  • samples : Images that show you a visualization of how your model is progressing through time are created after each epoch and saved in this subdirectory. Images prefixed by train_ refer to predictions your model does on the same data it has been using for training. Images prefixed by valid_ refer to predictions your model does on data it has not seen during training. SOme samples of the images will be shown below.
  • snapshots : Tensroflow checkpoint files are saved here so that you can pick up where you left off last time, and not have to retrain the model from scratch.
  • tensorboard : This contains the files associated with tensorflow, which will allow you to interactively visualize the architecture that was created in a web browser.

Visualizing the progress

The images created in the samples subdirectory allow you to visualize how well the model is doing, and track its progress over time. The images contain several samples in a grid. The columns of the grid contain triplets of images. The top one is the input image, the second one is the correct label, and the third one is the prediction made by the model.

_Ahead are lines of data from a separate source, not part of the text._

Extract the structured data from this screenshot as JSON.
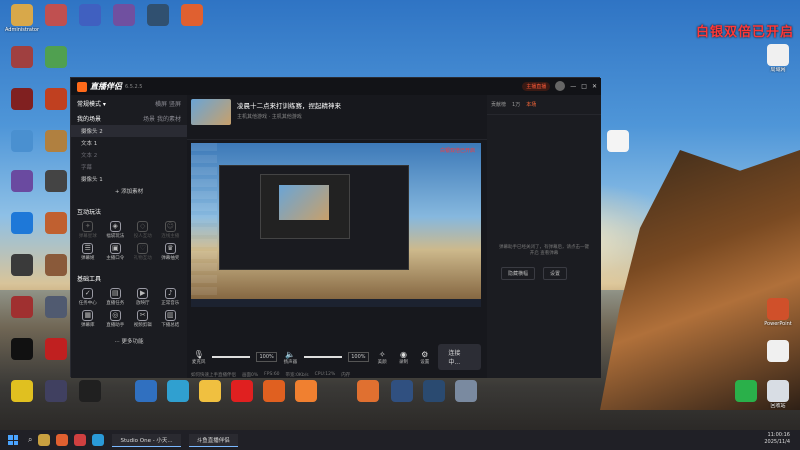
{
  "overlay_text": "白银双倍已开启",
  "desktop_left_icons": [
    {
      "label": "Administrator",
      "color": "#d8a84a"
    },
    {
      "label": "",
      "color": "#c05050"
    },
    {
      "label": "",
      "color": "#4060c0"
    },
    {
      "label": "",
      "color": "#7050a0"
    },
    {
      "label": "",
      "color": "#305070"
    },
    {
      "label": "",
      "color": "#e06030"
    }
  ],
  "desktop_right_icons": [
    {
      "label": "局域网"
    },
    {
      "label": ""
    },
    {
      "label": "PowerPoint"
    },
    {
      "label": ""
    },
    {
      "label": "回收站"
    }
  ],
  "app": {
    "name": "直播伴侣",
    "version": "6.5.2.5",
    "titlebar_promo": "主播直播",
    "titlebar_buttons": [
      "—",
      "□",
      "✕"
    ]
  },
  "left_panel": {
    "mode_label": "常规模式 ▾",
    "mode_tabs": [
      "横屏",
      "竖屏"
    ],
    "scenes_header": "我的场景",
    "scene_tabs": [
      "场景",
      "我的素材"
    ],
    "scenes": [
      {
        "label": "摄像头 2",
        "state": "sel"
      },
      {
        "label": "文本 1",
        "state": ""
      },
      {
        "label": "文本 2",
        "state": "dim"
      },
      {
        "label": "字幕",
        "state": "dim"
      },
      {
        "label": "摄像头 1",
        "state": ""
      }
    ],
    "add_source": "+ 添加素材",
    "interact_title": "互动玩法",
    "interact_tools": [
      {
        "label": "弹幕星球",
        "state": "dim"
      },
      {
        "label": "福袋玩法",
        "state": ""
      },
      {
        "label": "投人互动",
        "state": "dim"
      },
      {
        "label": "连线主播",
        "state": "dim"
      },
      {
        "label": "弹幕姬",
        "state": ""
      },
      {
        "label": "主播口令",
        "state": ""
      },
      {
        "label": "礼物互动",
        "state": "dim"
      },
      {
        "label": "弹幕抽奖",
        "state": ""
      }
    ],
    "basic_title": "基础工具",
    "basic_tools": [
      {
        "label": "任务中心",
        "state": ""
      },
      {
        "label": "直播任务",
        "state": ""
      },
      {
        "label": "放映厅",
        "state": ""
      },
      {
        "label": "正常音乐",
        "state": ""
      },
      {
        "label": "弹幕库",
        "state": ""
      },
      {
        "label": "直播助手",
        "state": ""
      },
      {
        "label": "视频剪辑",
        "state": ""
      },
      {
        "label": "下播总结",
        "state": ""
      }
    ],
    "more": "··· 更多功能"
  },
  "center": {
    "title": "凌晨十二点来打训练赛，捏起精神来",
    "category": "主机其他游戏 · 主机其他游戏",
    "preview_notice": "白银双倍已开启",
    "mic_label": "麦克风",
    "mic_pct": "100%",
    "speaker_label": "扬声器",
    "speaker_pct": "100%",
    "ctrl_icons": [
      "美颜",
      "录制",
      "设置"
    ],
    "start_button": "连接中...",
    "status_items": [
      "如何快速上手直播伴侣",
      "画面0%",
      "FPS:60",
      "带宽:0Kb/s",
      "CPU:12%",
      "内存"
    ]
  },
  "right_panel": {
    "rank_tabs": [
      "贡献榜",
      "1万"
    ],
    "rank_active": "本场",
    "message": "弹幕助手已经关闭了，有弹幕后，请点击一键开启 查看弹幕",
    "buttons": [
      "隐藏横幅",
      "设置"
    ]
  },
  "taskbar": {
    "tasks": [
      "Studio One - 小天...",
      "斗鱼直播伴侣"
    ],
    "time": "11:00:16",
    "date": "2025/11/4"
  }
}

Below is an animated gif of the 60 visualization images created by the model. You will notice that in the early stages, it just creates shapeless blobs in the center of the image, but it later starts to learn the outlines of objects and starts to become better at identifying the different types of animals.

Animation of trian progress


Semantic Segmentation is a task that really doesn't seem to benefit from having large batch sizes. Larger batch sizes actually seem to make the models worse. batch sizes of about 4 are a good default value to start off with. Feel free to experiment with values in the vicinity to see if you get better results.